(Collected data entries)
━━━━━━━━━━
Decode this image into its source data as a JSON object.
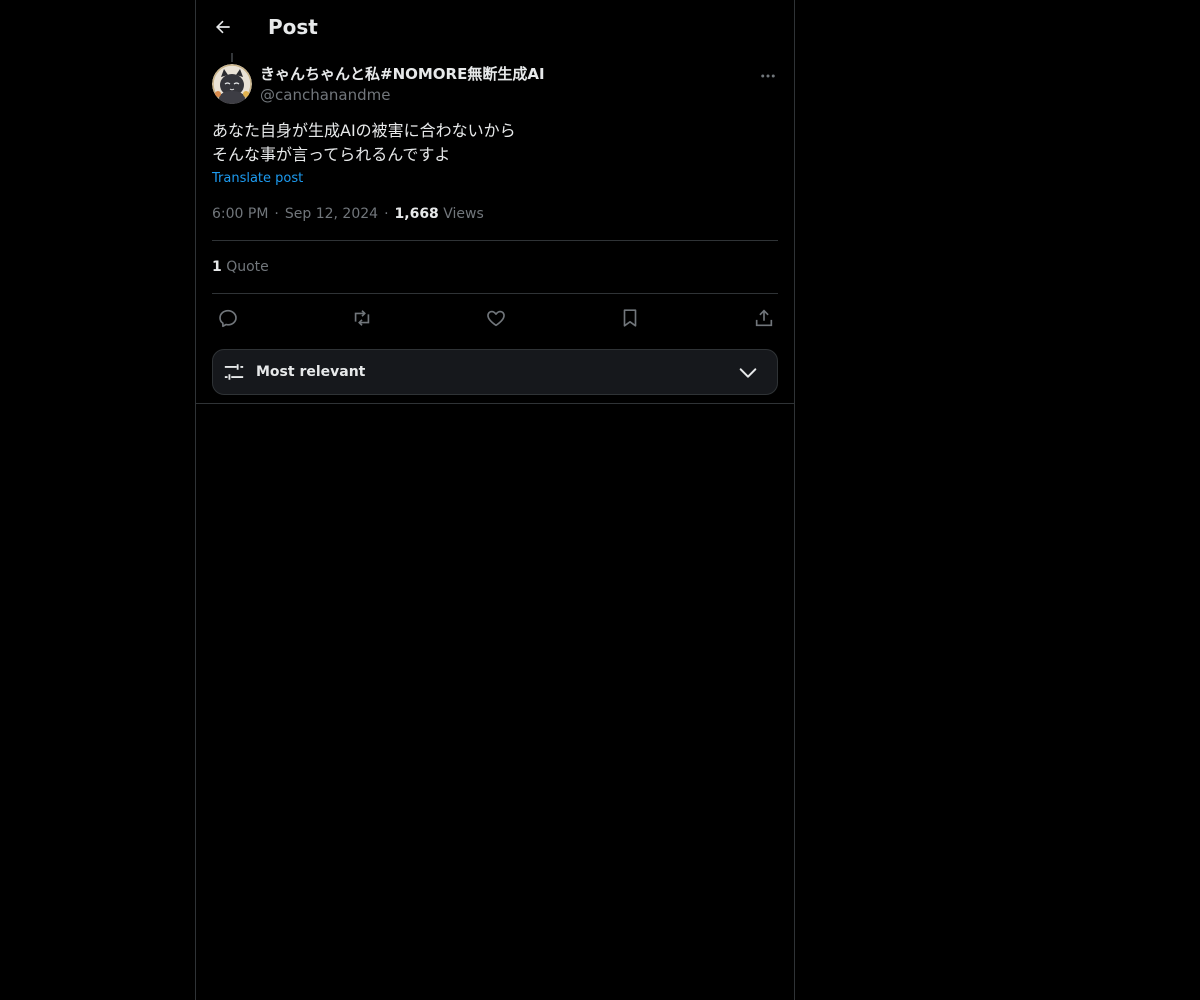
{
  "header": {
    "title": "Post",
    "back_icon": "arrow-left-icon"
  },
  "post": {
    "author": {
      "display_name": "きゃんちゃんと私#NOMORE無断生成AI",
      "handle": "@canchanandme",
      "avatar": "cat-avatar"
    },
    "text_lines": [
      "あなた自身が生成AIの被害に合わないから",
      "そんな事が言ってられるんですよ"
    ],
    "translate_label": "Translate post",
    "time": "6:00 PM",
    "date": "Sep 12, 2024",
    "separator": "·",
    "views_count": "1,668",
    "views_label": "Views",
    "quote_count": "1",
    "quote_label": "Quote"
  },
  "actions": [
    {
      "name": "reply",
      "icon": "reply-icon"
    },
    {
      "name": "repost",
      "icon": "repost-icon"
    },
    {
      "name": "like",
      "icon": "heart-icon"
    },
    {
      "name": "bookmark",
      "icon": "bookmark-icon"
    },
    {
      "name": "share",
      "icon": "share-icon"
    }
  ],
  "sort": {
    "label": "Most relevant",
    "icon": "filter-sliders-icon"
  },
  "colors": {
    "background": "#000000",
    "text_primary": "#e7e9ea",
    "text_secondary": "#71767b",
    "link": "#1d9bf0",
    "border": "#2f3336"
  }
}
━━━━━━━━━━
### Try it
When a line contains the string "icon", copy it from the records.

### Written response
    "back_icon": "arrow-left-icon"
      "icon": "reply-icon"
      "icon": "repost-icon"
      "icon": "heart-icon"
      "icon": "bookmark-icon"
      "icon": "share-icon"
    "icon": "filter-sliders-icon"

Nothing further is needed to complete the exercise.